[Data records for software interfaces]

^^^^^^^^

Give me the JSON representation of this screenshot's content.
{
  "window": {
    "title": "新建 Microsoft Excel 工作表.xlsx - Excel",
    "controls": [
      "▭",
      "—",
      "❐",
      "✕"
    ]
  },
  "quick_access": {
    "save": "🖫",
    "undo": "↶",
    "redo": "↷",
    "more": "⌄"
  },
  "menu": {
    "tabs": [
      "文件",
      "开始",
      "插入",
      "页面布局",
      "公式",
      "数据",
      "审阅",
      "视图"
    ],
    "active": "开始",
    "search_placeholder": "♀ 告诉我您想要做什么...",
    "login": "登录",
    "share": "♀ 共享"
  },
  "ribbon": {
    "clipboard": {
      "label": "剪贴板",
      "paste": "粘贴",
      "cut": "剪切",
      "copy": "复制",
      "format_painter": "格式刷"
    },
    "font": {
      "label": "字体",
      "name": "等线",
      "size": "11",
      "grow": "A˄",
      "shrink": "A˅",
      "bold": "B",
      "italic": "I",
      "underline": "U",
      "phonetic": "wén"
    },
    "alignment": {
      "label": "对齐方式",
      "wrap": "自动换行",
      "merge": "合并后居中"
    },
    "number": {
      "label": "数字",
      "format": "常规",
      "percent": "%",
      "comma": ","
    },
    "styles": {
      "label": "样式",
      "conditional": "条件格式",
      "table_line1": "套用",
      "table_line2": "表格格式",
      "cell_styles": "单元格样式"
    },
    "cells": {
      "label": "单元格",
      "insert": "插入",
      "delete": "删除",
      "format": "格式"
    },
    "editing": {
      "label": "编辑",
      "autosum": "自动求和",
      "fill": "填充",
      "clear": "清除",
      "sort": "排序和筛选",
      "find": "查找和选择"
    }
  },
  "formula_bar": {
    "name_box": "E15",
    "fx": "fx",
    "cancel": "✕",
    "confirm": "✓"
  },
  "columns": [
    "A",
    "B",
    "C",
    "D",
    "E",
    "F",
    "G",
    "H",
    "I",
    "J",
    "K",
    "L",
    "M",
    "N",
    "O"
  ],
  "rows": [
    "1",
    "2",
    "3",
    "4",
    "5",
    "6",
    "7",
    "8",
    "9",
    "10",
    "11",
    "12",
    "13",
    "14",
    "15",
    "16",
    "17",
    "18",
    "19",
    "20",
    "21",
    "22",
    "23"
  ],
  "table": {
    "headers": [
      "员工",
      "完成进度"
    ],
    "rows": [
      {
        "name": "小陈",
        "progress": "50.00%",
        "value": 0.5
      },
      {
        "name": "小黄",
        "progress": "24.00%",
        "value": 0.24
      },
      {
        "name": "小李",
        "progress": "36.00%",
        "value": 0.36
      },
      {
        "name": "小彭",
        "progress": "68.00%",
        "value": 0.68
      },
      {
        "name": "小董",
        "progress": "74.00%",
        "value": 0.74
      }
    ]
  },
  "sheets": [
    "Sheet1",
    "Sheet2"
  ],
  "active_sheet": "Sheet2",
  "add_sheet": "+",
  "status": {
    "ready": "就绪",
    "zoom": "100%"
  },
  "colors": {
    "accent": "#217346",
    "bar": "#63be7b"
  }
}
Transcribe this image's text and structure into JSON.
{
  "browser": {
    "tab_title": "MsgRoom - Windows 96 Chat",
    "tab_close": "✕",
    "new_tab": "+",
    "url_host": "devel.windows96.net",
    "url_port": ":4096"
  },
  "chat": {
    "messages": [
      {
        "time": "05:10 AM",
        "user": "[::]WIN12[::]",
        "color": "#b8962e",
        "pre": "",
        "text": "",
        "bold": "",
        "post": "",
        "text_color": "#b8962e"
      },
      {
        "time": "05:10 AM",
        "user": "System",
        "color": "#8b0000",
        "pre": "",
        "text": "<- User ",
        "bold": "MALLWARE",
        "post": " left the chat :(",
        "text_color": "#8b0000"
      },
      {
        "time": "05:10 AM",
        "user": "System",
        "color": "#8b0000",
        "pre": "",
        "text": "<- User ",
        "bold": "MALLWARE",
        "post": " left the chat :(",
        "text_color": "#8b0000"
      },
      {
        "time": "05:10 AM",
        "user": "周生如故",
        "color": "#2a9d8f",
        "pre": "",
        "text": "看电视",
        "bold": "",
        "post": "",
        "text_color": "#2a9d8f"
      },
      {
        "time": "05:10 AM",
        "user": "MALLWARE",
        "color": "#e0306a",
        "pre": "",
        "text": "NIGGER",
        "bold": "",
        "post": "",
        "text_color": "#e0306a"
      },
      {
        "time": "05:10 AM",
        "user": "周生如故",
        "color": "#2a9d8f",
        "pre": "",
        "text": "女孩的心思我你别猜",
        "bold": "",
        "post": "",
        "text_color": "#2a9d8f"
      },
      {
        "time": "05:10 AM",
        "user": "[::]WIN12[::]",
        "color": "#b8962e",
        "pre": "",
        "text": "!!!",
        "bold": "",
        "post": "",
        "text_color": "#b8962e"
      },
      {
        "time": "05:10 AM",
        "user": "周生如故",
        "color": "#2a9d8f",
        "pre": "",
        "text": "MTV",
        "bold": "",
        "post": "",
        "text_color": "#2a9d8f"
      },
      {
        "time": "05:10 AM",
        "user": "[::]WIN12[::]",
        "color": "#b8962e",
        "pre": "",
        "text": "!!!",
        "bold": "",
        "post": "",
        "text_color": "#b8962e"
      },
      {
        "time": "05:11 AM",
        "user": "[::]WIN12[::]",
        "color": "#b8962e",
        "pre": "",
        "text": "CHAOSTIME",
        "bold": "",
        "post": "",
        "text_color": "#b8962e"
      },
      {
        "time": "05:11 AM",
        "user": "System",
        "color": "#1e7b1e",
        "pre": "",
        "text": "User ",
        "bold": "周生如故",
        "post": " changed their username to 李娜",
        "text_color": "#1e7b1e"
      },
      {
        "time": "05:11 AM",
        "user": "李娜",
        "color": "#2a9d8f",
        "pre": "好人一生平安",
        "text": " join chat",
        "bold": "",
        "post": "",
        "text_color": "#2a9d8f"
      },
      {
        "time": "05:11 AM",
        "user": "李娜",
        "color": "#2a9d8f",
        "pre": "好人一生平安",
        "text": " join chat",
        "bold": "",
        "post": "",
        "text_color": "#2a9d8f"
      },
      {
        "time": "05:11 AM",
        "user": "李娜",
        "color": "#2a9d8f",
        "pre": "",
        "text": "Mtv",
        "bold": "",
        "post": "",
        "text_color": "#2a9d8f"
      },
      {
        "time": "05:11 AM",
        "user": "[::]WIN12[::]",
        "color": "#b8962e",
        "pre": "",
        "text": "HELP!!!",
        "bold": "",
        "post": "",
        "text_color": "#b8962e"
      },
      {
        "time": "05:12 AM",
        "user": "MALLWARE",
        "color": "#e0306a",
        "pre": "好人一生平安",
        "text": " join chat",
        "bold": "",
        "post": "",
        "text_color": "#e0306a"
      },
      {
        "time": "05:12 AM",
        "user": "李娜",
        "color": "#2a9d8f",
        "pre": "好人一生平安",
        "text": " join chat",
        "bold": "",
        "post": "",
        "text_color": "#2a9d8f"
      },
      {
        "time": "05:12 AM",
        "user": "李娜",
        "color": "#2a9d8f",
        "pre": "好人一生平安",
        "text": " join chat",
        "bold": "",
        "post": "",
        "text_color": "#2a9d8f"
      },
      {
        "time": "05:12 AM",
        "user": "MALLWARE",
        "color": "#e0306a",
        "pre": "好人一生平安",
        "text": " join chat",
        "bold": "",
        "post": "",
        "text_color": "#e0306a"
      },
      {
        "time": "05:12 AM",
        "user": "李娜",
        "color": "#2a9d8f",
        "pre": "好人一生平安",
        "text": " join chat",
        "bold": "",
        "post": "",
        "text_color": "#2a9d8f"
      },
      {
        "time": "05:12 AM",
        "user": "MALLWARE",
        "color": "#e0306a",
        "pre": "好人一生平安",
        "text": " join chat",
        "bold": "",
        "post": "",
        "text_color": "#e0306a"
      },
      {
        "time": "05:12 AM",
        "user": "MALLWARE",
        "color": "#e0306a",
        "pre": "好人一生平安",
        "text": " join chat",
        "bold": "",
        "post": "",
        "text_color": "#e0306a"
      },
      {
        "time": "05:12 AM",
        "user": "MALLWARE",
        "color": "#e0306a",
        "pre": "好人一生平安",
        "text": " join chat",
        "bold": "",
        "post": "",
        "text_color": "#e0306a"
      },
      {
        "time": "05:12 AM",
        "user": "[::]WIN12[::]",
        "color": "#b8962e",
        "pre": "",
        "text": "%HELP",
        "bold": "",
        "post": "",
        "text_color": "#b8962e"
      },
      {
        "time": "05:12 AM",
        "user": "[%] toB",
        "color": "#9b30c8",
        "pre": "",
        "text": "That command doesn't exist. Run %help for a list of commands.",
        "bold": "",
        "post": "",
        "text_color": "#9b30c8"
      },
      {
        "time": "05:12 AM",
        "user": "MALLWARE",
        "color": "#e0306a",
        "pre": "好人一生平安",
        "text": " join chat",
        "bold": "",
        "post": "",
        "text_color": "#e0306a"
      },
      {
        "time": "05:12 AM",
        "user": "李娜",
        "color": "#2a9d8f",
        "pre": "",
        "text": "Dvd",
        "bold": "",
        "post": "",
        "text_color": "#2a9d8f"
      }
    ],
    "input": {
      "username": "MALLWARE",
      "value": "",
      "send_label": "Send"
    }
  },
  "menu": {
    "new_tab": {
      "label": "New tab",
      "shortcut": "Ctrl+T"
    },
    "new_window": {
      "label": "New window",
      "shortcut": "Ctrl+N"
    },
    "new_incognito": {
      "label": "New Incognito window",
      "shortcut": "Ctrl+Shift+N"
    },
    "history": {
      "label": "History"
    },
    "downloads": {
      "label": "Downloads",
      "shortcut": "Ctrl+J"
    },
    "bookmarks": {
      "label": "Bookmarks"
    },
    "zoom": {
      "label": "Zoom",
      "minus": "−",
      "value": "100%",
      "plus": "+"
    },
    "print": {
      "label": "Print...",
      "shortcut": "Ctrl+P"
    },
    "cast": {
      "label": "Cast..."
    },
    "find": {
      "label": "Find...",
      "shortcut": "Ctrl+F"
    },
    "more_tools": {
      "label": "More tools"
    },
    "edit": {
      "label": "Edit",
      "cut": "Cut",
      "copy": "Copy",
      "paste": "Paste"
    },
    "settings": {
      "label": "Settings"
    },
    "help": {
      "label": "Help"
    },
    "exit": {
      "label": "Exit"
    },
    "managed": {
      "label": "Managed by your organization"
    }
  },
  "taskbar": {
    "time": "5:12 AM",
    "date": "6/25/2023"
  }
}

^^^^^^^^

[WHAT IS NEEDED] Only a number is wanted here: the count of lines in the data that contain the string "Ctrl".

[ANSWER BOX] 6